Box Ruit Nepalese doctor hailed as a miracle man – handedly managed to return the view more than 100,000 people across the two continents. And all you need is a simple procedure that takes no more than five minutes!
According to statistics from the World Health Organization, 90 percent of blind people in the world live in low-income areas, and 80 percent of them suffer from a condition that is easily treatable.
However, due to poverty and limited access to public health services access, are unable to afford treatment.
Ruit Fund, which is convinced that the world’s poorest people deserve quality care for your eyes, treating these people became the mission of his life. Thus, it came a quick five-minute technique that allows you to treat a large number of patients in a short period of time.
His ingenious technique involves a small incision in the patient’s eye through which diffracted blurred cataract that interferes with vision. Then insert a cheap artificial lens.
Its operation has already been performed on a large number of poor patients around the world, and he also explained a number of eye surgeons hoping to cure as many people as possible blind.
Exemplary doctor dedicated his life to its holistic approach to treating the eye. He drives a called Tilganga eye hospital in Kathmandu, which it started in 1994 in collaboration with the Australian ophthalmologist Fred Haoolowsom afternoon and philanthropist.
In addition to providing eye care residents first class of Nepal, hospital products and superior lenses that are used to treat cataracts or myopia. These lenses are exported to 30 countries around the world.
For patients who are unable to reach the hospital, Ruit and his team regularly conducts mobile “eye camps” in remote areas of Nepal and neighboring countries.
His team knows to walk for days, working in tents, classrooms and even barns used as a makeshift operating room.
The most emotional part of the process is the day after surgery. – The return of vision, coupled with expressions of relief and joy, a very painful for all involved
Australian photographer Michael Amendolia, which captures this mobile eye hospital since early 1990, published some of the most memorable photos to mark the 20th anniversary Tilanga.
The images show scenes of pure joy and immense gratitude to the people who returned the gift of sight.
One of the most poignant images in the photo collection Amendolia is 80-year-old North Korean who sees his son for the first time in 10 years.
“Of course, the man who underwent surgery experienced a great relief because it can see you again, but his whole family at once has a member who can participate again in everything that is happening at home, “says Amendolia.
Ruit says it is working with a sense of urgency to help many patients.
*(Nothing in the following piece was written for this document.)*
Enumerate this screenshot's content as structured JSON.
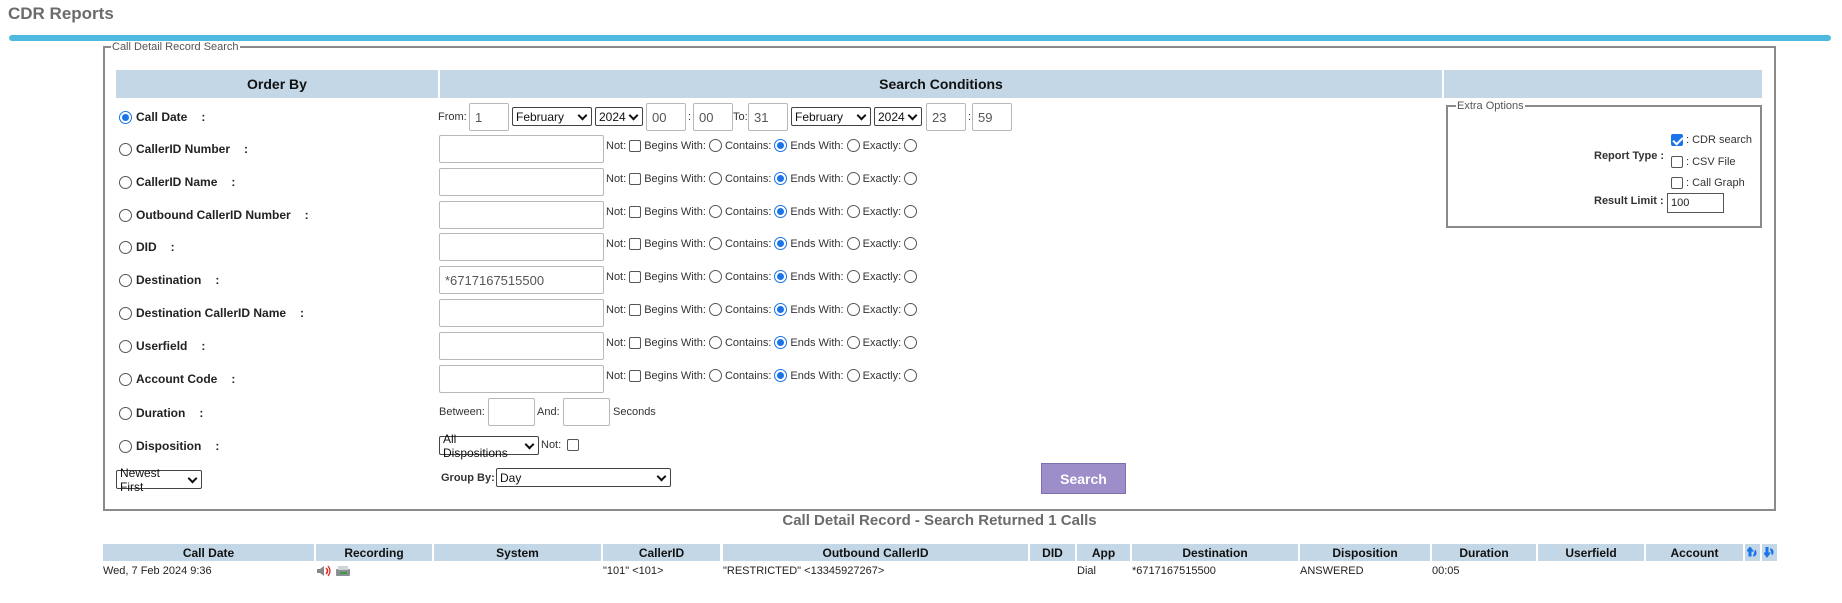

He grew up in a small village, away in the Himalayas – the nearest school was a week walk
Her sister died of tuberculosis when he was only 17 years and a terrible loss has made you choose the path of service to others.
“I am very grateful that I can make a difference in the lives of so many people,” says Ruit, with the nickname “God of vision”.
And today, at the age of 59, who still believes that much remains to be done, says CNN.